2001 – two glockenspiel and computer-generated sound
Anemoi | 01:07 | 1.5MB
2009 – wind music in the middle of the Atlantic Ocean
“The best way I can think about his music is kind of like an artist with a blank sheet of paper,” said Tyler Rindo, one of the music students performing in the upcoming concert. ”The artist has many decisions to make because there are no defined lines to color in, no specific colors to use and no direct medium to apply to the paper. Matthew Burtner’s music starts in this same way without limitations.”
Burtner does a good deal of research to calculate relation and interaction between pitches, which result in the mixing of sounds that create additional and prominent overtones. Some of his compositions utilize acoustic instruments in conjunction with an electronic track with which the performers interact. To realize the composition Burtner uses graphic notation along with standard notation in his music, which presents itself as a very creative tool for the performers. The graphic notation includes symbols and written instruction. These instructions allow the performers to react to the sounds around them and allow the piece to evolve differently each and every time it is performed. His music occupies a unique realm.
Burtner is currently an associate professor at the University of Virginia where he is the director of the Interactive Media Research Group and associate director of the VCCM Computer Music Center. His innovations in the area of environmental music have earned him a wide variety of residencies and other prestigious honors including: a composer- in-residence at the Audiovisual Institute in Barcelona; the Musikene Conservatory in San Sebastian, and an invited researcher at the Computer and Music Centre Pompidou in Paris. He was the first-prize winner of the Musica Nova International Electroacoustic Music Competition, and has received awards from Bourges, Meet the Composer, ASCAP, and American Music Center. Next year Burtner will be the first Provost’s Fellow at the Center for 21st Century Studies at the University of Wisconsin-Milwaukee.
During his visit at UW-Green Bay, Burtner will present a lecture-recital and also participate in a concert of his works with UW-Green Bay faculty, guests and students. Also, he will be visiting classes and working with students to stress environmental concerns and promote the understanding of how the arts and the beauty of the natural world can become one.

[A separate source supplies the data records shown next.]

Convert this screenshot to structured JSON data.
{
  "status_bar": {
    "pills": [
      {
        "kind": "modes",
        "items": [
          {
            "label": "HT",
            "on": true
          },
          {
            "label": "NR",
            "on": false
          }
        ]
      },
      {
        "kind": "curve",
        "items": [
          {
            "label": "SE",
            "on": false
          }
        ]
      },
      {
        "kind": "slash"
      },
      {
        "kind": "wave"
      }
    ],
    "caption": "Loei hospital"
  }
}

“This is a significant opportunity to stretch ourselves with some very cutting-edge music and art that is highly relevant to our institutional emphasis on interdisciplinarity and the environment,” said Prof. Kevin Collins, director of Bands at UW-Green Bay, who will be performing in the concert. “It’s great to see the collaborative spirit particularly the way in which the faculty is together with each other and with our students to prepare for the performance. There’s a strong bond among so many people here that really creates opportunities for shared scholarship and artistry. It’s a great opportunity for all members of our community to grow and learn.”

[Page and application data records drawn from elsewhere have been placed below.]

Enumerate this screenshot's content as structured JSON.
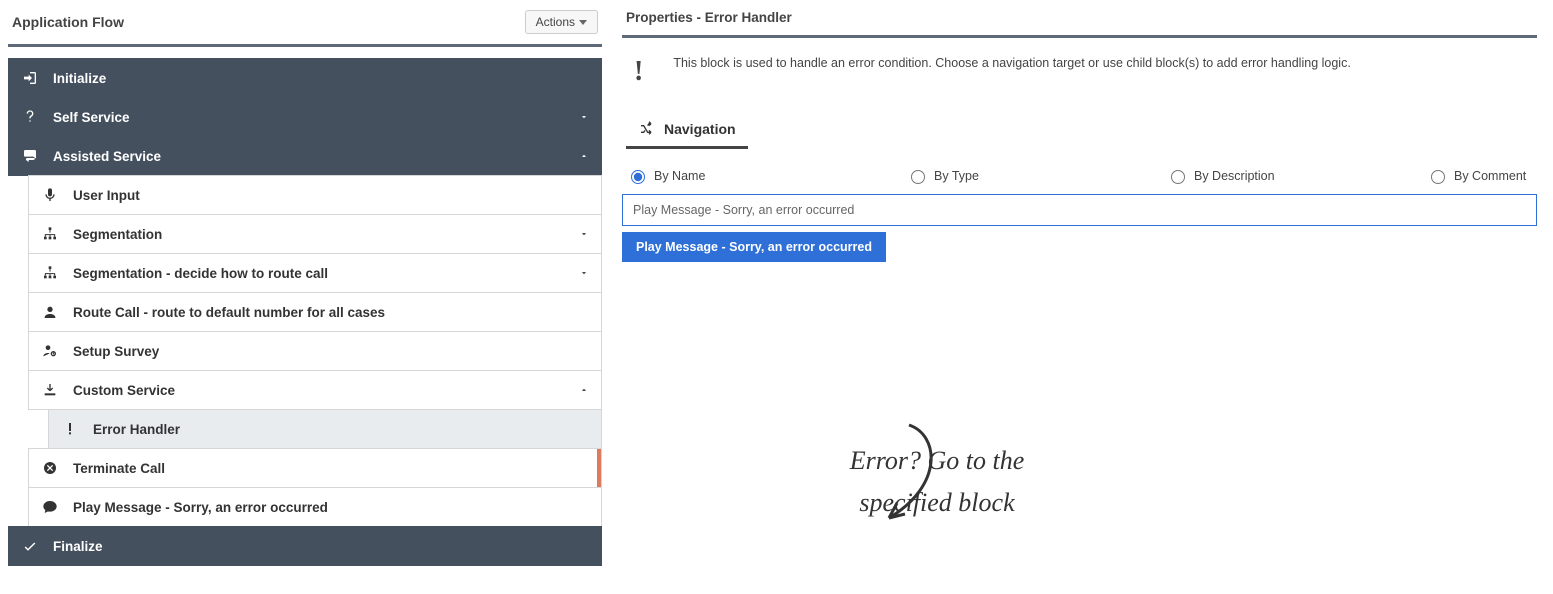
{
  "left": {
    "title": "Application Flow",
    "actions_label": "Actions",
    "items": {
      "initialize": "Initialize",
      "self_service": "Self Service",
      "assisted_service": "Assisted Service",
      "user_input": "User Input",
      "segmentation": "Segmentation",
      "segmentation_route": "Segmentation - decide how to route call",
      "route_call": "Route Call - route to default number for all cases",
      "setup_survey": "Setup Survey",
      "custom_service": "Custom Service",
      "error_handler": "Error Handler",
      "terminate_call": "Terminate Call",
      "play_message": "Play Message - Sorry, an error occurred",
      "finalize": "Finalize"
    }
  },
  "right": {
    "title": "Properties - Error Handler",
    "desc": "This block is used to handle an error condition. Choose a navigation target or use child block(s) to add error handling logic.",
    "tab": "Navigation",
    "radios": {
      "by_name": "By Name",
      "by_type": "By Type",
      "by_description": "By Description",
      "by_comment": "By Comment"
    },
    "search_value": "Play Message - Sorry, an error occurred",
    "dropdown_item": "Play Message - Sorry, an error occurred"
  },
  "annotation": {
    "line1": "Error? Go to the",
    "line2": "specified block"
  }
}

Matthew Burtner Solo Lecture-Recital:
March 24 at 7:30 p.m. in Fort Howard Hall at the Weidner Center for the Performing Arts. Admission is free but limited to 200 guests. Tickets may be obtained in advance at the University Ticketing Service and Information Center in the University Union.
The Music of Matthew Burtner Multi-Media Performance
with UW-Green Bay Music Faculty, guests and students:
March 26 at 7:30 p.m. in Cofrin Family Hall at the Weidner Center for the Performing Arts. Admission: $5 for students and $15 for adults. For tickets call 920-465-2217, 1-800-328-TKTS, or purchase them online at www.uwgb.edu/tickets.
– Story by Derek Sklenar and Erin Torkelson,
Arts Management interns, UW-Green Bay